Hybrid events are the future of the live industry
4 December 2020
The live industry, including sports, theatre and other entertainment, has suffered severely from the consequences of the pandemic. While producers and promoters find it difficult to plan upcoming live events ahead, SCC member TicketCo recently launched a live streaming service to help audiences engage with their favourite clubs, theatres and sports clubs in a new way. “We have always believed in hybrid events and I think they are here to stay. I think for example once festivals get back up and running, people will be buying virtual tickets if they sell out live,” says David Kenny, UK Country Manager at TicketCo.

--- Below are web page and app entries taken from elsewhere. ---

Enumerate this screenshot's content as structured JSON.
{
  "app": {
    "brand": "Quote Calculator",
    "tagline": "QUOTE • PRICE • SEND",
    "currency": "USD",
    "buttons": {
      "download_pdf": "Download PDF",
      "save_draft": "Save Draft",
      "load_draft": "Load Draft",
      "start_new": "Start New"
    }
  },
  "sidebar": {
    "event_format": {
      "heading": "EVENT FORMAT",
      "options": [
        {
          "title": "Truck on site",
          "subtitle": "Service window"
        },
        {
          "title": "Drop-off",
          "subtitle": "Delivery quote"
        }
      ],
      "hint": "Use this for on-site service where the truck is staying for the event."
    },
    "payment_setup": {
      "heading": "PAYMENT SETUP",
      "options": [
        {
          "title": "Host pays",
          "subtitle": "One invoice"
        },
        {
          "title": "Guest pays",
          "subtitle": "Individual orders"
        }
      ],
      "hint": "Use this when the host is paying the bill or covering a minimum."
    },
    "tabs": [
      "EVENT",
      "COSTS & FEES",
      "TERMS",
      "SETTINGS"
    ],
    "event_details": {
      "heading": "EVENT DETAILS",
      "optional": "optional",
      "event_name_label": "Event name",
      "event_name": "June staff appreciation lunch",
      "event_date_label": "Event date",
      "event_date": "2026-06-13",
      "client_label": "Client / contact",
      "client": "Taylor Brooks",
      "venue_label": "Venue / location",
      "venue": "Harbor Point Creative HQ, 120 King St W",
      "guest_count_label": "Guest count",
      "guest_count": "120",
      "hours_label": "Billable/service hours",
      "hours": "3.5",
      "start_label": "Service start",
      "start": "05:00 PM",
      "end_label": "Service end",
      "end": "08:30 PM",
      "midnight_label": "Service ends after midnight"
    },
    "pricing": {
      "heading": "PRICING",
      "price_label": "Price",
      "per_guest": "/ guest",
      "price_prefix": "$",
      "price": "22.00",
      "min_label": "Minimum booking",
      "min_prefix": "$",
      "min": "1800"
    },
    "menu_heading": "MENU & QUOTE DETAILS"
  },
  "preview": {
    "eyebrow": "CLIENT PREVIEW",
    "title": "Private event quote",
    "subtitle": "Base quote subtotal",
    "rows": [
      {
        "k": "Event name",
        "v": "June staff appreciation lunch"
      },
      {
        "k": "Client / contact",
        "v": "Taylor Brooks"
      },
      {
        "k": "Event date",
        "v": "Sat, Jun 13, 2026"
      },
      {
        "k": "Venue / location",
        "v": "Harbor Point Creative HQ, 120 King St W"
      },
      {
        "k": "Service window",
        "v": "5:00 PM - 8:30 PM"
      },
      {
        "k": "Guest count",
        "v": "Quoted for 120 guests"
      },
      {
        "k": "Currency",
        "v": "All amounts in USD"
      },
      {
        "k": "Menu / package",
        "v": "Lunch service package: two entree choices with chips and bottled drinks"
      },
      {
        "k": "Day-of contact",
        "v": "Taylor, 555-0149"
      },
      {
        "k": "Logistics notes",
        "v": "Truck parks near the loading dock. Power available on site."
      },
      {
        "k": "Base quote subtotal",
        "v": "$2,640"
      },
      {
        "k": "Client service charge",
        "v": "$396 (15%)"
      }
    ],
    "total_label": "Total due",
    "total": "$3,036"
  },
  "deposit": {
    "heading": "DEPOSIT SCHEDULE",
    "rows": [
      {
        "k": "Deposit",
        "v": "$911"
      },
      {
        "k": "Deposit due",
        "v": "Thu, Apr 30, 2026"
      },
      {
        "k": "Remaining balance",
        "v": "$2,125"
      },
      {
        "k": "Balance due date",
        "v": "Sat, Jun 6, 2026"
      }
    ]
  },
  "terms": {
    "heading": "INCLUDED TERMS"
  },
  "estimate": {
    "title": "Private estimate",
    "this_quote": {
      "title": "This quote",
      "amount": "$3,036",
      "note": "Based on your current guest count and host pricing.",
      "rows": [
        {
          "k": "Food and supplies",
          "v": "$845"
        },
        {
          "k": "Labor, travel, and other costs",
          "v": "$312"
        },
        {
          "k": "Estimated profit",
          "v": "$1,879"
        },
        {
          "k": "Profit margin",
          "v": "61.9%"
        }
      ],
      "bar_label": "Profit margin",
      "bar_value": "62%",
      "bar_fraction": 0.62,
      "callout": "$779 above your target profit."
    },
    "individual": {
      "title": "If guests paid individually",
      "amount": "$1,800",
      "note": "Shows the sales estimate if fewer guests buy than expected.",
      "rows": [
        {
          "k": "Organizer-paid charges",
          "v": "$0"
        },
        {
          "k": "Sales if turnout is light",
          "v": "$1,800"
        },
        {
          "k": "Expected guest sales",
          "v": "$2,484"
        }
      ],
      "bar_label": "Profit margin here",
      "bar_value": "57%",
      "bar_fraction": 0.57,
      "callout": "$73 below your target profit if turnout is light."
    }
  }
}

Founded as a simple ticketing solution back in 2013, TicketCo has evolved into a unified platform for all kinds of event payments. Through the self-serviced ticketing solution, organisers can sell both tickets, food and beverages, merchandise and accommodation. “It all links back to the fact that we want to improve the experience and journey of the fans or festival-goers – it’s quick, swift and painless,” says David Kenny, UK Country Manager at TicketCo.
Enjoying live entertainment from home
Earlier this year, TicketCo launched a virtual streaming service to enjoy live entertainment from home. David explains that TicketCo TV, as they call it, was in progress already before the pandemic. “It was in our development pipe but wasn’t our top priority. And then priorities changed when lockdown happened.”
No reason for events to sell out
TicketCo TV is built upon a belief that there is no reason why events should sell out. “You have the live element, and then you have what we believe should be a virtual element. For example, if a club reaches its live capacity of 300, why shouldn’t more people still be able to enjoy the show and watch it from home, on their iPad or Apple TV?” Also, from the organisers point of view, the scalability and the revenue potential is endless: “We’re not saying that you could sell trillions of tickets, but if you had a virtual ticket type that you can sell for a reduced price, it will be adding value on top of the live tickets sold.“
Engaging the audience
Although a virtual solution like TicketCo TV isn’t going to fix the fundamental challenges the live industry is facing amidst the pandemic, David believes it will help audiences to engage with their clubs, theatres and sports clubs. “We came up with the term ‘keeping your audience warm’, just keeping the dialogue going. It has not been an easy road, but we see that people are now onboarding with TicketCo TV on a daily basis.”
Streaming theatre productions
Recently, TicketCo entered the world of theatre by signing with the Southbank Centre for a production in London. Another notable production was put up at the Bristol Old Vic with Wise Children – a new theatre company partnering with theatres around the UK to do live performances from the theatres and stream them across the world. “As I was looking at all the people on the stage, I was really proud to think that we were part of keeping them employed, even if it was just this little bit of time. It was successful, not just revenue-wise, but it is a proof of concept. Now, that customer is about to do another production which will be shown through November,” David says.
The emergence of hybrid events
Once the live industry bounces back, which David believes it will as they have seen customers rushing back to some of the activity venues they work with, it will come back in a slightly different form. “We have always believed in hybrid events and I think they are here to stay. I think for example once festivals get back up and running, people will be buying virtual tickets if they sell out live.”
Benefit from both live and virtual
He explains that this way of working with content might be new to theatres and other entertainment producers, but sports promoters have been working with pay-per-view solutions for a long time. “MMA has for example live elements in Las Vegas and they do pay-per view for the major TV broadcasting channels. Now lower league and sports promoters are turning to us to do streaming as well. They want to follow in the footsteps of the UFC and the MMA as examples and try and recreate what they’ve done.” And this is where TicketCo fills a gap. “We’re not a TV channel, but we’re giving promoters and organisers the tools to benefit from both live and virtual.”
Difficult to plan ahead
According to David, the situation for the live industry is incredibly severe and the uncertainty makes it difficult for organisers to plan ahead. “We believe things will start getting back to normal, but when is the question. Even if we believe the pandemic might have eased by next summer, festival organisers need to start planning now. But if you can’t say with 100% certainty that the event is going to happen, you can’t put it on sale and the revenue stops.” And it is not only the event organisers that are affected by the uncertainty. “There is a big chain of suppliers, independent and self-employed people who service these industries that might see themselves out of work.”
Embracing new ways of working
“I think that people who don’t adapt to new ways of working, will unfortunately not survive. If they don’t adapt to new ways of surviving, working and thinking innovatively, they’re going to suffer. I believe the industry will eventually embrace these new ways of working, whether it’s virtual, or it is something else.”